Salon's always excellent Mary Elizabeth Williams has a blog today on Time Magazine's provocative new cover article, Are You Mom Enough? which is, as Williams points out,"accompanied, by the way, by a picture of a hot blonde and her 3-year-old son standing on a chair to suckle her breast. " (Partial image below). The article is one salvo in a flurry of what seem to be recent competing essays on "attachment parenting," and is the latest battle in the so-called "Mommy Wars." Sigh.
The question that always arises for me in discussions of "trends" in parenting is this: Whose need gets met? Parents have the power in the relationship, and too often it's their needs that are being met.

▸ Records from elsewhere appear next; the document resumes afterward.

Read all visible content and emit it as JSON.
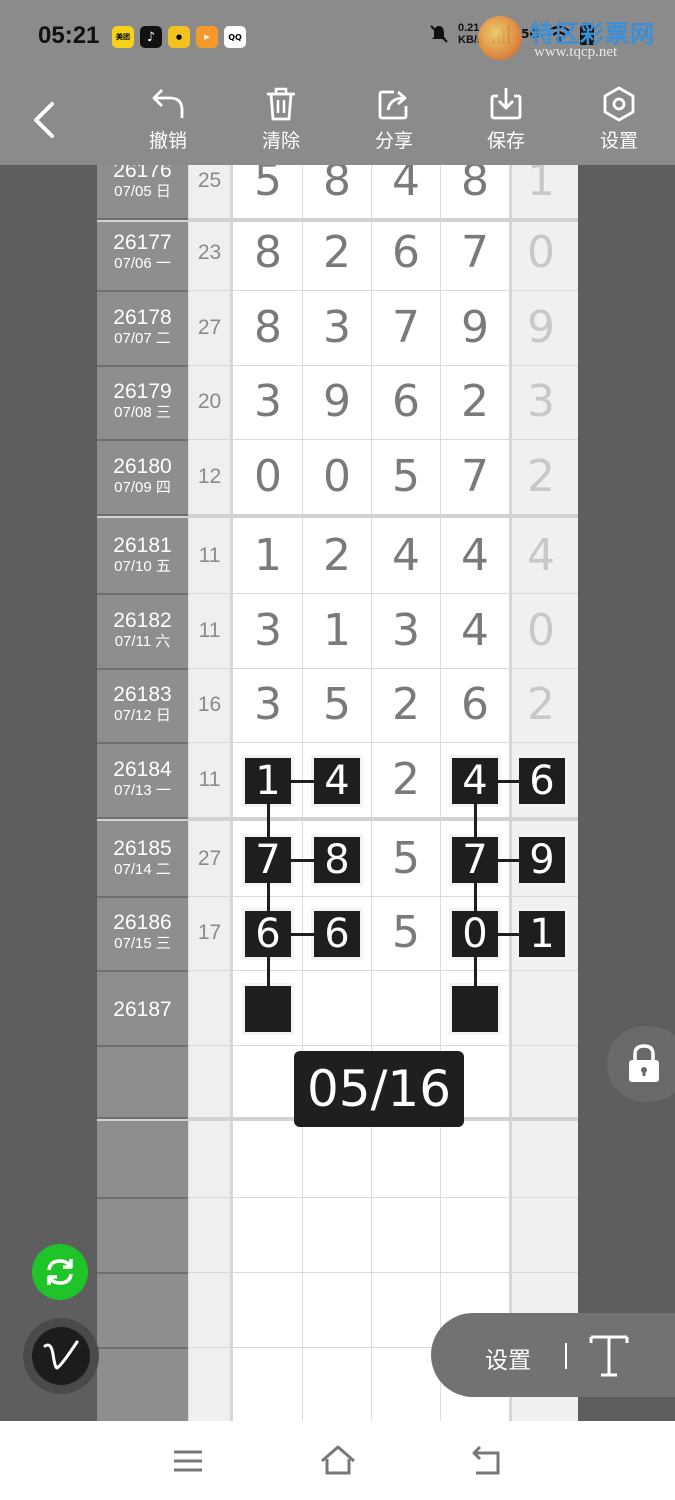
{
  "status": {
    "time": "05:21",
    "apps": [
      "美团",
      "抖音",
      "",
      "",
      "QQ"
    ],
    "net_speed_top": "0.21",
    "net_speed_bottom": "KB/s",
    "signal_text": "5G"
  },
  "watermark": {
    "title": "特区彩票网",
    "url": "www.tqcp.net"
  },
  "toolbar": {
    "undo_label": "撤销",
    "clear_label": "清除",
    "share_label": "分享",
    "save_label": "保存",
    "settings_label": "设置"
  },
  "rows": [
    {
      "issue": "26176",
      "date": "07/05 日",
      "sum": "25",
      "digits": [
        "5",
        "8",
        "4",
        "8"
      ],
      "extra": "1"
    },
    {
      "issue": "26177",
      "date": "07/06 一",
      "sum": "23",
      "digits": [
        "8",
        "2",
        "6",
        "7"
      ],
      "extra": "0"
    },
    {
      "issue": "26178",
      "date": "07/07 二",
      "sum": "27",
      "digits": [
        "8",
        "3",
        "7",
        "9"
      ],
      "extra": "9"
    },
    {
      "issue": "26179",
      "date": "07/08 三",
      "sum": "20",
      "digits": [
        "3",
        "9",
        "6",
        "2"
      ],
      "extra": "3"
    },
    {
      "issue": "26180",
      "date": "07/09 四",
      "sum": "12",
      "digits": [
        "0",
        "0",
        "5",
        "7"
      ],
      "extra": "2"
    },
    {
      "issue": "26181",
      "date": "07/10 五",
      "sum": "11",
      "digits": [
        "1",
        "2",
        "4",
        "4"
      ],
      "extra": "4"
    },
    {
      "issue": "26182",
      "date": "07/11 六",
      "sum": "11",
      "digits": [
        "3",
        "1",
        "3",
        "4"
      ],
      "extra": "0"
    },
    {
      "issue": "26183",
      "date": "07/12 日",
      "sum": "16",
      "digits": [
        "3",
        "5",
        "2",
        "6"
      ],
      "extra": "2"
    },
    {
      "issue": "26184",
      "date": "07/13 一",
      "sum": "11",
      "digits": [
        "1",
        "4",
        "2",
        "4"
      ],
      "extra": "6"
    },
    {
      "issue": "26185",
      "date": "07/14 二",
      "sum": "27",
      "digits": [
        "7",
        "8",
        "5",
        "7"
      ],
      "extra": "9"
    },
    {
      "issue": "26186",
      "date": "07/15 三",
      "sum": "17",
      "digits": [
        "6",
        "6",
        "5",
        "0"
      ],
      "extra": "1"
    },
    {
      "issue": "26187",
      "date": "",
      "sum": "",
      "digits": [
        "",
        "",
        "",
        ""
      ],
      "extra": ""
    }
  ],
  "page_indicator": "05/16",
  "floating": {
    "settings_label": "设置"
  },
  "colors": {
    "refresh": "#1ec428",
    "toolbar_bg": "#8b8b8b",
    "box": "#1e1e1e"
  }
}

Disclaimer: I am a grandmother now, but the first time I put my first son to my breast, I had a sexual thrill as if a hot wire had been run from my nipple to my clitoris and the switch turned full ON. To "eleven." I despaired of ever being able to tolerate such an intensely sexual feeling every time my son needed to be fed, but thankfully it faded to a bearably pleasant sensation rather quickly. I know how good breastfeeding feels, and how profoundly it is entwined with sex. I also know how good it is for infants. I breastfed all three of my sons.
As a young mother, I had a friend whose son was the same age as mine; we were both breastfeeding and happy about it, but I felt uncomfortable when, in the playground or in a department store, she would pull up her shirt and ask her already ambulatory son, "Craig-y . . . wanna suck?" Especially when there were young men nearby in the playground shooting hoops, or male salespeople in the store turning bright red . . . I remember asking myself "Who is nursing whom?"
I agree with Hanna Roisin that the cult of attachment parenting is creepy, as is the extension of breastfeeding into the toddler years. I was as hip and crunchy as it was possible to be in the 70s, with my Lamaze classes, my Earth shoes, and my hand-cranked baby-food mill. But attachment parenting reminds me of that awful young mother I knew back in those days, and I wonder once again, "who's nursing whom? Whose needs are getting met?"